DATA FOR PROCESSING START

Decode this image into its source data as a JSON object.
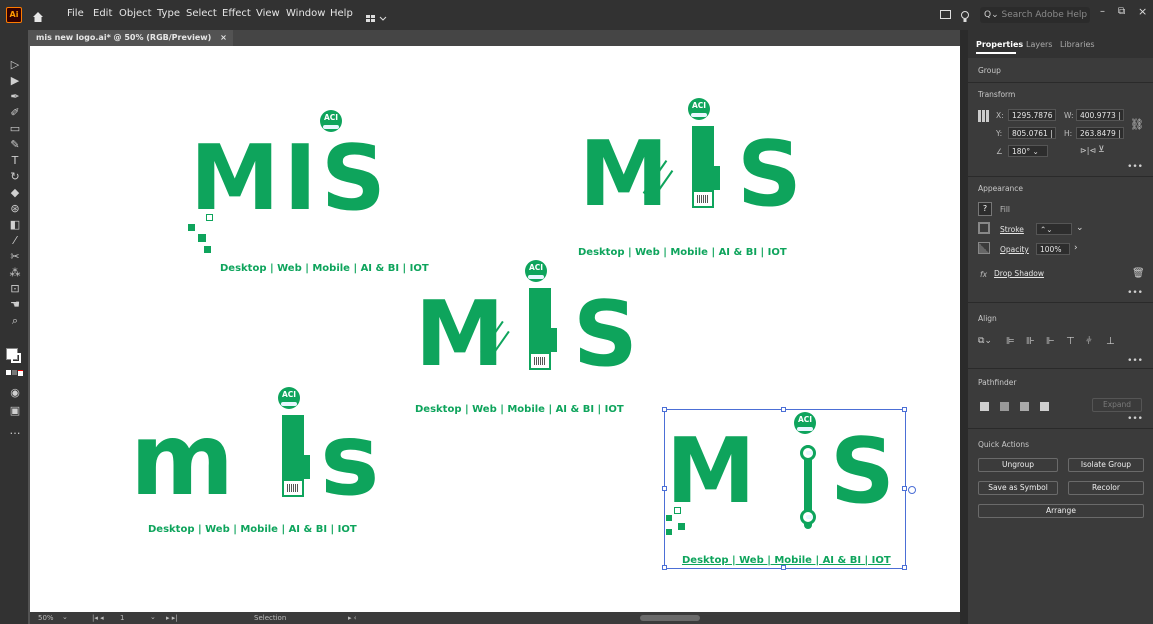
{
  "app": {
    "logo_text": "Ai"
  },
  "menu": [
    "File",
    "Edit",
    "Object",
    "Type",
    "Select",
    "Effect",
    "View",
    "Window",
    "Help"
  ],
  "search": {
    "placeholder": "Search Adobe Help"
  },
  "document": {
    "tab_title": "mis new logo.ai* @ 50% (RGB/Preview)",
    "close_glyph": "×"
  },
  "status": {
    "zoom": "50%",
    "artboard": "1",
    "tool": "Selection"
  },
  "panel": {
    "tabs": [
      "Properties",
      "Layers",
      "Libraries"
    ],
    "selection_type": "Group",
    "transform": {
      "title": "Transform",
      "x_label": "X:",
      "x": "1295.7876",
      "y_label": "Y:",
      "y": "805.0761 |",
      "w_label": "W:",
      "w": "400.9773 |",
      "h_label": "H:",
      "h": "263.8479 |",
      "angle": "180°"
    },
    "appearance": {
      "title": "Appearance",
      "fill": "Fill",
      "fill_value": "?",
      "stroke": "Stroke",
      "opacity_label": "Opacity",
      "opacity": "100%",
      "effect": "Drop Shadow"
    },
    "align_title": "Align",
    "pathfinder": {
      "title": "Pathfinder",
      "expand": "Expand"
    },
    "quick_actions": {
      "title": "Quick Actions",
      "ungroup": "Ungroup",
      "isolate": "Isolate Group",
      "save_symbol": "Save as Symbol",
      "recolor": "Recolor",
      "arrange": "Arrange"
    }
  },
  "logos": [
    {
      "letters": "MIS",
      "badge": "ACI",
      "tagline": "Desktop | Web | Mobile | AI & BI | IOT"
    },
    {
      "letters_left": "M",
      "letters_right": "S",
      "badge": "ACI",
      "tagline": "Desktop | Web | Mobile | AI & BI | IOT"
    },
    {
      "letters_left": "M",
      "letters_right": "S",
      "badge": "ACI",
      "tagline": "Desktop | Web | Mobile | AI & BI | IOT"
    },
    {
      "letters_left": "m",
      "letters_right": "s",
      "badge": "ACI",
      "tagline": "Desktop | Web | Mobile | AI & BI | IOT"
    },
    {
      "letters_left": "M",
      "letters_right": "S",
      "badge": "ACI",
      "tagline": "Desktop | Web | Mobile | AI & BI | IOT"
    }
  ],
  "colors": {
    "brand_green": "#0ea45c",
    "selection_blue": "#4c6fd6",
    "panel_bg": "#3b3b3b"
  }
}
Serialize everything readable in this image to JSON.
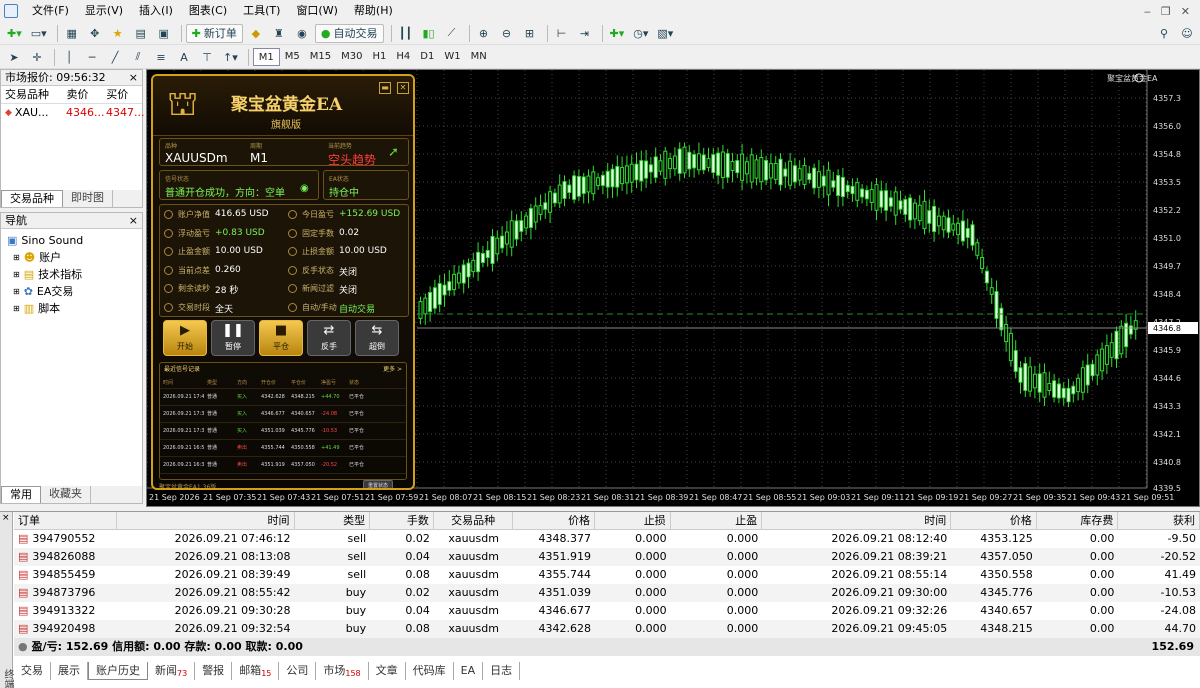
{
  "menu": [
    "文件(F)",
    "显示(V)",
    "插入(I)",
    "图表(C)",
    "工具(T)",
    "窗口(W)",
    "帮助(H)"
  ],
  "toolbar": {
    "new_order": "新订单",
    "auto_trading": "自动交易"
  },
  "timeframes": [
    "M1",
    "M5",
    "M15",
    "M30",
    "H1",
    "H4",
    "D1",
    "W1",
    "MN"
  ],
  "active_timeframe": "M1",
  "market_watch": {
    "title": "市场报价: 09:56:32",
    "headers": [
      "交易品种",
      "卖价",
      "买价"
    ],
    "rows": [
      {
        "symbol": "XAU...",
        "bid": "4346...",
        "ask": "4347..."
      }
    ],
    "tabs": [
      "交易品种",
      "即时图"
    ]
  },
  "navigator": {
    "title": "导航",
    "root": "Sino Sound",
    "items": [
      "账户",
      "技术指标",
      "EA交易",
      "脚本"
    ],
    "tabs": [
      "常用",
      "收藏夹"
    ]
  },
  "chart": {
    "label": "聚宝盆黄金EA",
    "price_ticks": [
      "4357.3",
      "4356.0",
      "4354.8",
      "4353.5",
      "4352.2",
      "4351.0",
      "4349.7",
      "4348.4",
      "4347.2",
      "4346.8",
      "4345.9",
      "4344.6",
      "4343.3",
      "4342.1",
      "4340.8",
      "4339.5"
    ],
    "current_price": "4346.8",
    "time_ticks": [
      "21 Sep 2026",
      "21 Sep 07:35",
      "21 Sep 07:43",
      "21 Sep 07:51",
      "21 Sep 07:59",
      "21 Sep 08:07",
      "21 Sep 08:15",
      "21 Sep 08:23",
      "21 Sep 08:31",
      "21 Sep 08:39",
      "21 Sep 08:47",
      "21 Sep 08:55",
      "21 Sep 09:03",
      "21 Sep 09:11",
      "21 Sep 09:19",
      "21 Sep 09:27",
      "21 Sep 09:35",
      "21 Sep 09:43",
      "21 Sep 09:51"
    ]
  },
  "ea": {
    "title": "聚宝盆黄金EA",
    "subtitle": "旗舰版",
    "symbol_label": "品种",
    "symbol": "XAUUSDm",
    "period_label": "周期",
    "period": "M1",
    "trend_label": "当前趋势",
    "trend": "空头趋势",
    "signal_label": "信号状态",
    "signal": "普通开仓成功，方向：空单",
    "ea_state_label": "EA状态",
    "ea_state": "持仓中",
    "grid": [
      {
        "k": "账户净值",
        "v": "416.65 USD"
      },
      {
        "k": "今日盈亏",
        "v": "+152.69 USD"
      },
      {
        "k": "浮动盈亏",
        "v": "+0.83 USD"
      },
      {
        "k": "固定手数",
        "v": "0.02"
      },
      {
        "k": "止盈金额",
        "v": "10.00 USD"
      },
      {
        "k": "止损金额",
        "v": "10.00 USD"
      },
      {
        "k": "当前点差",
        "v": "0.260"
      },
      {
        "k": "反手状态",
        "v": "关闭"
      },
      {
        "k": "剩余读秒",
        "v": "28 秒"
      },
      {
        "k": "新闻过滤",
        "v": "关闭"
      },
      {
        "k": "交易时段",
        "v": "全天"
      },
      {
        "k": "自动/手动",
        "v": "自动交易"
      }
    ],
    "buttons": [
      {
        "icon": "▶",
        "label": "开始"
      },
      {
        "icon": "❚❚",
        "label": "暂停"
      },
      {
        "icon": "■",
        "label": "平仓"
      },
      {
        "icon": "⇄",
        "label": "反手"
      },
      {
        "icon": "⇆",
        "label": "超倒"
      }
    ],
    "signals_title": "最近信号记录",
    "signals_more": "更多 >",
    "signals_headers": [
      "时间",
      "类型",
      "方向",
      "开仓价",
      "平仓价",
      "净盈亏",
      "状态"
    ],
    "signals": [
      [
        "2026.09.21 17:45",
        "普通",
        "买入",
        "4342.628",
        "4348.215",
        "+44.70",
        "已平仓"
      ],
      [
        "2026.09.21 17:32",
        "普通",
        "买入",
        "4346.677",
        "4340.657",
        "-24.08",
        "已平仓"
      ],
      [
        "2026.09.21 17:30",
        "普通",
        "买入",
        "4351.039",
        "4345.776",
        "-10.53",
        "已平仓"
      ],
      [
        "2026.09.21 16:55",
        "普通",
        "卖出",
        "4355.744",
        "4350.558",
        "+41.49",
        "已平仓"
      ],
      [
        "2026.09.21 16:39",
        "普通",
        "卖出",
        "4351.919",
        "4357.050",
        "-20.52",
        "已平仓"
      ]
    ],
    "footer": "聚宝盆黄金EA1.36版",
    "reset": "重置状态"
  },
  "history": {
    "headers": [
      "订单",
      "时间",
      "类型",
      "手数",
      "交易品种",
      "价格",
      "止损",
      "止盈",
      "时间",
      "价格",
      "库存费",
      "获利"
    ],
    "rows": [
      [
        "394790552",
        "2026.09.21 07:46:12",
        "sell",
        "0.02",
        "xauusdm",
        "4348.377",
        "0.000",
        "0.000",
        "2026.09.21 08:12:40",
        "4353.125",
        "0.00",
        "-9.50"
      ],
      [
        "394826088",
        "2026.09.21 08:13:08",
        "sell",
        "0.04",
        "xauusdm",
        "4351.919",
        "0.000",
        "0.000",
        "2026.09.21 08:39:21",
        "4357.050",
        "0.00",
        "-20.52"
      ],
      [
        "394855459",
        "2026.09.21 08:39:49",
        "sell",
        "0.08",
        "xauusdm",
        "4355.744",
        "0.000",
        "0.000",
        "2026.09.21 08:55:14",
        "4350.558",
        "0.00",
        "41.49"
      ],
      [
        "394873796",
        "2026.09.21 08:55:42",
        "buy",
        "0.02",
        "xauusdm",
        "4351.039",
        "0.000",
        "0.000",
        "2026.09.21 09:30:00",
        "4345.776",
        "0.00",
        "-10.53"
      ],
      [
        "394913322",
        "2026.09.21 09:30:28",
        "buy",
        "0.04",
        "xauusdm",
        "4346.677",
        "0.000",
        "0.000",
        "2026.09.21 09:32:26",
        "4340.657",
        "0.00",
        "-24.08"
      ],
      [
        "394920498",
        "2026.09.21 09:32:54",
        "buy",
        "0.08",
        "xauusdm",
        "4342.628",
        "0.000",
        "0.000",
        "2026.09.21 09:45:05",
        "4348.215",
        "0.00",
        "44.70"
      ]
    ],
    "summary": "盈/亏: 152.69  信用额: 0.00  存款: 0.00  取款: 0.00",
    "total": "152.69"
  },
  "bottom_tabs": [
    {
      "label": "交易"
    },
    {
      "label": "展示"
    },
    {
      "label": "账户历史",
      "active": true
    },
    {
      "label": "新闻",
      "badge": "73"
    },
    {
      "label": "警报"
    },
    {
      "label": "邮箱",
      "badge": "15"
    },
    {
      "label": "公司"
    },
    {
      "label": "市场",
      "badge": "158"
    },
    {
      "label": "文章"
    },
    {
      "label": "代码库"
    },
    {
      "label": "EA"
    },
    {
      "label": "日志"
    }
  ],
  "side_label": "终端"
}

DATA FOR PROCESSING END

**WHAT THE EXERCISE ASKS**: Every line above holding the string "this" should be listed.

**TASK RESULT**:
Decode this image into its source data as a JSON object.
Serialize everything readable in this image to JSON.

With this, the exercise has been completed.